The best predictor of future injury is past injury.
Let that sink in a minute, yes, there are many other contributing factors. But research tells us that one of the only things we can use for injury prediction, is your past history of injury. So, if you are the runner who seems to always have a ‘niggle’ in your calf – this is for you.
First, let’s define a ‘calf injury’. This term tends to refer to an injury to either your gastrocnemius or soleus muscle. The two large, important muscles at the back of your leg. The ‘injury’ occurs at the muscle or close to the musculotendinous junction (where the muscle meets the achilles tendon). Muscle strains and tears are graded from 1 – 3, with 2 & 3 involving physical tearing of muscle fibres. However, there are many other problems that can occur in the lower leg, so it is important the diagnosis is correct.
4 important areas to ensure you have addressed when rehabbing a calf injury are…
- Running technique
Did you strengthen?
As usual you need to strengthen the affected area well after injury. Single leg calf raises alone are NOT enough. When you run, jump, hop and change direction, anywhere between 3-8 x your body weight is transferred through your lower limb. Simply completing strength exercises without additional weight is not providing the same stress and load to your muscles and joints. You need to be completing 2 or 3 tailored strength session per week to ensure you have adequate strength in your legs. Exercises such as heavy weighted single leg calf raises, lunges and squats, plyometrics and stability work will have your calf coping with these increased loads better in no time. Here are some examples of a single leg calf raise and a split squat that will help build muscle to support you when you run.
We recommend working towards doing a single leg calf raise with a weight. Start lightly and build up to 3 sets of 8 with a weight that makes you work hard!
Is part of the problem coming from your nerve?
Often, we focus heavily on addressing the muscle in the calf and neglect the large tibial nerve that runs right down our calf. When there is restriction of mobility of this nerve, it can cause a sensation of pain, tension and compression in the calf. The symptoms often present similarly and are therefore misdiagnosed as injury to the muscle. It can even lead to the ‘cramping’ type sensation some people commonly describe. It is important to address any muscle tightness which may be restricting the mobility of the nerve, both within and external to the calf, and your physio can guide you on this. Once this has been addressed, there are some simple nerve gliding exercises which can be done to restore normal mobility of the nerve through the tissue. An example of a tibial nerve gliding exercise is shown below: Turn your foot inwards slightly, then slowly bend and straighten the knee. Repeat x20.
How do you run?
Running technique is not the same for everyone and there will always be slight variation in our running styles. However, there are some basic efficiency corrections that can be made and will often help reduce strain on different muscle groups. Some of the most common include overstriding and excessive vertical travel. As this is very specific and requires a trained eye, we recommend a visit to your physiotherapist for a running gait assessment. Kieran, one of our physio’s here at In Balance, has a special interest in running and would love to help you out!
Answer honestly, how old are your shoes?

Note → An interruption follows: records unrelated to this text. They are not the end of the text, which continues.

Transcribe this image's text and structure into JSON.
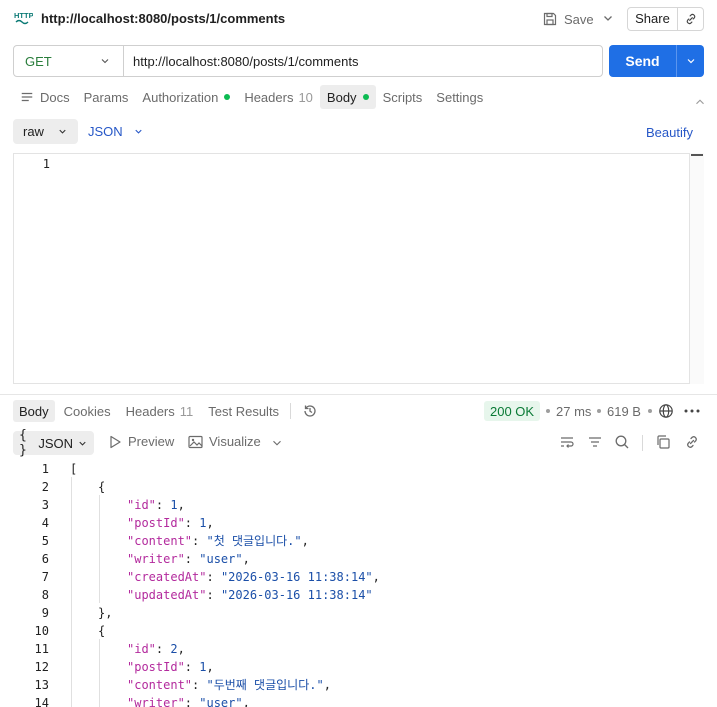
{
  "header": {
    "icon_label": "HTTP",
    "title": "http://localhost:8080/posts/1/comments",
    "save_label": "Save",
    "share_label": "Share"
  },
  "request": {
    "method": "GET",
    "url": "http://localhost:8080/posts/1/comments",
    "send_label": "Send",
    "tabs": [
      {
        "label": "Docs"
      },
      {
        "label": "Params"
      },
      {
        "label": "Authorization"
      },
      {
        "label": "Headers",
        "count": "10"
      },
      {
        "label": "Body"
      },
      {
        "label": "Scripts"
      },
      {
        "label": "Settings"
      }
    ],
    "body_mode": "raw",
    "body_format": "JSON",
    "beautify_label": "Beautify",
    "editor_line_number": "1"
  },
  "response": {
    "tabs": [
      {
        "label": "Body"
      },
      {
        "label": "Cookies"
      },
      {
        "label": "Headers",
        "count": "11"
      },
      {
        "label": "Test Results"
      }
    ],
    "status": "200 OK",
    "time": "27 ms",
    "size": "619 B",
    "format": "JSON",
    "format_icon": "{ }",
    "preview_label": "Preview",
    "visualize_label": "Visualize",
    "line_numbers": [
      "1",
      "2",
      "3",
      "4",
      "5",
      "6",
      "7",
      "8",
      "9",
      "10",
      "11",
      "12",
      "13",
      "14"
    ],
    "code": {
      "open_bracket": "[",
      "open_brace": "{",
      "close_brace_comma": "},",
      "entries": [
        {
          "id_key": "\"id\"",
          "id_val": "1",
          "postId_key": "\"postId\"",
          "postId_val": "1",
          "content_key": "\"content\"",
          "content_val": "\"첫 댓글입니다.\"",
          "writer_key": "\"writer\"",
          "writer_val": "\"user\"",
          "createdAt_key": "\"createdAt\"",
          "createdAt_val": "\"2026-03-16 11:38:14\"",
          "updatedAt_key": "\"updatedAt\"",
          "updatedAt_val": "\"2026-03-16 11:38:14\""
        },
        {
          "id_key": "\"id\"",
          "id_val": "2",
          "postId_key": "\"postId\"",
          "postId_val": "1",
          "content_key": "\"content\"",
          "content_val": "\"두번째 댓글입니다.\"",
          "writer_key": "\"writer\"",
          "writer_val": "\"user\""
        }
      ]
    }
  }
}
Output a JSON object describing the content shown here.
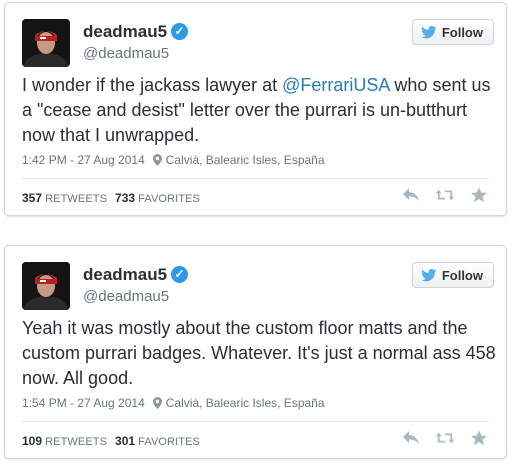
{
  "tweets": [
    {
      "display_name": "deadmau5",
      "handle": "@deadmau5",
      "follow_label": "Follow",
      "text_before": "I wonder if the jackass lawyer at ",
      "mention": "@FerrariUSA",
      "text_after": " who sent us a \"cease and desist\" letter over the purrari is un-butthurt now that I unwrapped.",
      "time": "1:42 PM - 27 Aug 2014",
      "location": "Calvià, Balearic Isles, España",
      "retweets": "357",
      "retweets_label": "RETWEETS",
      "favorites": "733",
      "favorites_label": "FAVORITES"
    },
    {
      "display_name": "deadmau5",
      "handle": "@deadmau5",
      "follow_label": "Follow",
      "text_before": "Yeah it was mostly about the custom floor matts and the custom purrari badges. Whatever. It's just a normal ass 458 now. All good.",
      "mention": "",
      "text_after": "",
      "time": "1:54 PM - 27 Aug 2014",
      "location": "Calvià, Balearic Isles, España",
      "retweets": "109",
      "retweets_label": "RETWEETS",
      "favorites": "301",
      "favorites_label": "FAVORITES"
    }
  ],
  "colors": {
    "link": "#2b7bb9",
    "verified": "#2b9ae8",
    "muted": "#66757f",
    "twitter_blue": "#55acee"
  },
  "icons": [
    "verified-badge-icon",
    "twitter-bird-icon",
    "location-pin-icon",
    "reply-icon",
    "retweet-icon",
    "favorite-star-icon"
  ]
}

Yes, your 2-year-old shoes with the tape in the back and the grip worn out might be comfortable, but they are most definitely not helping you reduce strain and load on your muscles and joints. A good pair of shoes can improve and alter how you are loading. Again, shoe preference and comfort will vary hugely between each person, so you need to ensure you choose the right shoe for you! A good shoe for running needs to be supportive, have plenty of cushioning and help to correct foot position throughout your stride. Your physiotherapist can talk through this with you and point you in the direction of some options to try.
Article by Hannah Graham